Anyone looking for a theme at the Am I My Brother’s Keeper conference Nov. 11 at MCC-Penn Valley just had to remember the name of the event: How exactly do you have your brother’s back?
First, though, U.S. Rep. Emanuel Cleaver stopped by to tell a couple of stories and possibly break some news. On the subject of what President Obama will do after he leaves the White House: “His job every day will be My Brother’s Keeper,” the Kansas City Democrat said. “That will be his retirement.”
Obama signed a presidential memorandum in 2014 establishing the My
Brother’s Keeper Task Force, a federal government effort “to address persistent opportunity gaps faced by boys and young men of color and ensure that all young people can reach their full potential.”
The conference at MCC-Penn Valley’s Education Center drew about 115 young men of color from the Kansas City, Mo., and Kansas City, Kan., public schools. Several Penn Valley students attended as well.
Opening speaker Mark Dupree, who becomes Wyandotte County district attorney in January, asked the tables of young men to discuss what would cause them to turn their back on a brother. Answers ranged from someone having more money or a better-looking girlfriend to gossip.
“Gossip,” Dupree told the audience, “is usually never the truth.”
On the subject of girlfriends, he reminded that beauty is in the eye of the beholder.
“If you believe that your woman is beautiful, you need to stand up for your woman,” he said. “Women are beautiful, but know that you have the best-looking one even if someone disagrees.”
Dupree is a man of law these days — he’ll be the first black district attorney in Kansas, he said — but his early life was rough.

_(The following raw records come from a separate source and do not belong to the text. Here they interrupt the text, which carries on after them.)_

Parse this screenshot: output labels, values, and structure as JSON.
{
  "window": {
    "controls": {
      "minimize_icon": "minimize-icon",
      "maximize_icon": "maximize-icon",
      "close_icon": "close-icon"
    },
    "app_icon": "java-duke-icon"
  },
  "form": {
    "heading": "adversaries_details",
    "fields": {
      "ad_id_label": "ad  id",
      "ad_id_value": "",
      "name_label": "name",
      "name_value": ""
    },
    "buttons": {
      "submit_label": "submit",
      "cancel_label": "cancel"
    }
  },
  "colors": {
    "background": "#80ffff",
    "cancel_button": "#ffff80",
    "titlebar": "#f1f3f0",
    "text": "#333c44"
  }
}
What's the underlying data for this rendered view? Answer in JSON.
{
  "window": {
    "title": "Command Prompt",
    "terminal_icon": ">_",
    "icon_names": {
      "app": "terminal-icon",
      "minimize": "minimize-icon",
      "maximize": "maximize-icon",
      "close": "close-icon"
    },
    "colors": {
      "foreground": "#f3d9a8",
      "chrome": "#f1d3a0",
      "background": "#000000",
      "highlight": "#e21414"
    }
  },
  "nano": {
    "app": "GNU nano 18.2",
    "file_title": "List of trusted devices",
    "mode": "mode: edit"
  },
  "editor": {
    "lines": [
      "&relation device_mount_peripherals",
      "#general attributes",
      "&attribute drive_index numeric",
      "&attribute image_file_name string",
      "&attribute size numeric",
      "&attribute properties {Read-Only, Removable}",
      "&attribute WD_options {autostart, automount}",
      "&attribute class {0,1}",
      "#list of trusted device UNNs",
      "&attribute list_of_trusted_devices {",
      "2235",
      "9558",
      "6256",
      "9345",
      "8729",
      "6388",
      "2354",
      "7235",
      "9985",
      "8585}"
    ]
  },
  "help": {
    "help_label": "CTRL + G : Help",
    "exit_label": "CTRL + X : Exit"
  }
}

He was 8 the first time he was shot at, he said. He was 13 the second time.
You’ll find thugs everywhere, he said. “But here’s the difference. You’re here,” he told the young men. “You don’t desire to be a part of foolishness.”
As a kid, he had to decide whether to be a thug or an educated leader. “Everybody say YES!” Dupree, who’s also a pastor, instructed the crowd. After they obliged, he told them that YES stands for young, educated and strong.
It matters who you let in your inner circle. Dupree, as a young man, surrounded himself with guys who were committed to him and vice versa. If he got an F in gym class for refusing to put on shorts, his friends would call him out on that.
At the end of his presentation, Dupree told the students to talk to each other about why they’ll commit to having one another’s backs. Then one guy from each table shared with the larger group.
I am my brother’s keeper because … “We show love for each other.” “We look out for each other.” “We show respect for each other.” “We want a better way of living.”
Isaiah Calloway, a senior at Washington High School in KCK, said later that the conference offered good reminders of things he needs to do to be successful. He’s planning to attend Kansas State to study electrical or mechanical engineering.
Tavaughn Sappington, a junior at Sumner Academy in KCK, agreed. He enjoyed hearing a Cleaver story about the friendship between boxer Muhammad Ali and sportscaster Howard Cosell: “You do need someone in your corner,” said Sappington, who hopes to play football in college and major in psychology.
The conference included breakout sessions on civic engagement, responsibility, and college access and persistence. A “fireside chat” included local school and police officials. Bryant Smith of Smith Consulting gave the closing address.
MCC organizers of the event included Robert N. Page Jr., Jessica Calderon, conference chairs Eric Thompson and John Hudson, Dawinderpreet Brar, Carlton Fowler and Terrell Tigner.